Specifically, plaintiffs contend that the police officer's failure to place Mr. Tolbert under arrest prior to requesting that he submit to the test is in violation of Code Ann. 68B-306 (a) and precludes the admission of the test results. The police officer who investigated the collision testified that he smelled the odor of alcohol in the van and about Mr. Tolbert (possibility emanating from Mr. Tolbert) and saw beer cans in the van. In conjunction with that evidence of alcohol consumption, he noticed that Mr. Tolbert's speech was slurred. These circumstances led the officer to suspect that Mr. Tolbert might have been under the influence of alcohol at the time of the collision. Therefore, after Mr. Tolbert had been brought to the emergency room of a hospital for treatment, the officer requested that he submit to a blood test. The evidence showed that Mr. Tolbert was advised of his rights under Georgia law regarding the administration of a blood test and that he signed a consent form to that effect.

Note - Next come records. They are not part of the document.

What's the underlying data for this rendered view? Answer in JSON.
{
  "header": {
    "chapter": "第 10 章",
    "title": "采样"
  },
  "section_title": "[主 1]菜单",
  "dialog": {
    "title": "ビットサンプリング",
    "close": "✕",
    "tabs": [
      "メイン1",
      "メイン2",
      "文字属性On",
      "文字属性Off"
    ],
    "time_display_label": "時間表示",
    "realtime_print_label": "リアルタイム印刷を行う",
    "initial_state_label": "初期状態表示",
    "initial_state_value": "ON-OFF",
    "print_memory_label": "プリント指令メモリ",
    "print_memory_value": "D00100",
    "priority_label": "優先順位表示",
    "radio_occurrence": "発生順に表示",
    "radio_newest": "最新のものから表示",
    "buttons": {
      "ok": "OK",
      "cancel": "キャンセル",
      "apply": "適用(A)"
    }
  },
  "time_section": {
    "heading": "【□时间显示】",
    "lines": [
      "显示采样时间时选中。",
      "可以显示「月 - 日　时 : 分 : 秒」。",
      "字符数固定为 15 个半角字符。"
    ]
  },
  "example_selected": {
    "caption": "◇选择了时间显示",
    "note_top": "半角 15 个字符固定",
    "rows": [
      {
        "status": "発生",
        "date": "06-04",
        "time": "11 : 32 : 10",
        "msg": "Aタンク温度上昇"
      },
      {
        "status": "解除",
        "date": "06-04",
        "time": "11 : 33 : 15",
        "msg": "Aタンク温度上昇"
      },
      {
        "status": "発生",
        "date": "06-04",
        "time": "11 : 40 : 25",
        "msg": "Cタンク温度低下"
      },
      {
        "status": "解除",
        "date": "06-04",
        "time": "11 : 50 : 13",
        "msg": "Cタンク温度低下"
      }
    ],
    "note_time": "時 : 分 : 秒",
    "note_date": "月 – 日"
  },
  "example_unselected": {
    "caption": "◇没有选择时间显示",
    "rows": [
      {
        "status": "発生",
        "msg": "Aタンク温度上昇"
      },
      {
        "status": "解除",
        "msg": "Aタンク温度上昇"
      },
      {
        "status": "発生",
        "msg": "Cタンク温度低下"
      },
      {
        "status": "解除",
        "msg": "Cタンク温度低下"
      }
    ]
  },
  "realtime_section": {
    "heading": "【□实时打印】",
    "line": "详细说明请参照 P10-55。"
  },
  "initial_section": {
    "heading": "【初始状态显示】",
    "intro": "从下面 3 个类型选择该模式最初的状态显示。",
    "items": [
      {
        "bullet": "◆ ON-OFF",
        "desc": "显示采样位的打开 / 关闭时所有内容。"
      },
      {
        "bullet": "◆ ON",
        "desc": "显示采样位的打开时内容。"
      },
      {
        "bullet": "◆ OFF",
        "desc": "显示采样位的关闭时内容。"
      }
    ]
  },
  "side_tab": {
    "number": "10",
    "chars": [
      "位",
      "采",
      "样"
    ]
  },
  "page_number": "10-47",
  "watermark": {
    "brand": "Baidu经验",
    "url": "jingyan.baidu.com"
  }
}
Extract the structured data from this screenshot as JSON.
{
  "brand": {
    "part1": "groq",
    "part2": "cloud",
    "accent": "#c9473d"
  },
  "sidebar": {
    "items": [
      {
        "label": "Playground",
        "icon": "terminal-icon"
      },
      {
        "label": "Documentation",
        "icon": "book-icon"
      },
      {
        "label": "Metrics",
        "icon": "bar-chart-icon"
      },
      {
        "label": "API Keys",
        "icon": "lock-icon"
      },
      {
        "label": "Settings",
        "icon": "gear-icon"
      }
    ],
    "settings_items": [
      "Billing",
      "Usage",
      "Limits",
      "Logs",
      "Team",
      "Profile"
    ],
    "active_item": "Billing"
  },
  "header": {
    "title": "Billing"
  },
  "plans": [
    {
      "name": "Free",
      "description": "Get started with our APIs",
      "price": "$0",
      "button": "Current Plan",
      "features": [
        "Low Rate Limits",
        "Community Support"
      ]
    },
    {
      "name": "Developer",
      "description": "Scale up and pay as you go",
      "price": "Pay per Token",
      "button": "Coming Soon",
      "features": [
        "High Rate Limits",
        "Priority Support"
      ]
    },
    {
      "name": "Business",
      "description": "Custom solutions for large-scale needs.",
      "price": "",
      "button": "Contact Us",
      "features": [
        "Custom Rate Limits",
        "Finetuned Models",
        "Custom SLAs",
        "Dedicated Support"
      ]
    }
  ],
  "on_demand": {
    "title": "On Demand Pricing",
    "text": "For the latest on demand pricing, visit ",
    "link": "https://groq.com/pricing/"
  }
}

We cannot agree that Mr. Tolbert was not under arrest at the time his consent was obtained. A formal arrest or statement to that effect is not a necessary element of an arrest. " 'An arrest is accomplished whenever the liberty of another to come and go as he pleases is restrained, no matter how slight such restraint may be. . . [Cit.]" Caito v. State, 130 Ga. App. 831 (1) (204 SE2d 765)
. In the instant case, we conclude that an arrest had been made when the investigating officer detected what he thought was the odor of alcohol about Mr. Tolbert's person and restrained his freedom at the hospital.
That being so, we find no error in the admission of the blood test results or the trial court's instructions on Code Ann. 68A-902.1.
E. Davison Burch, for appellees.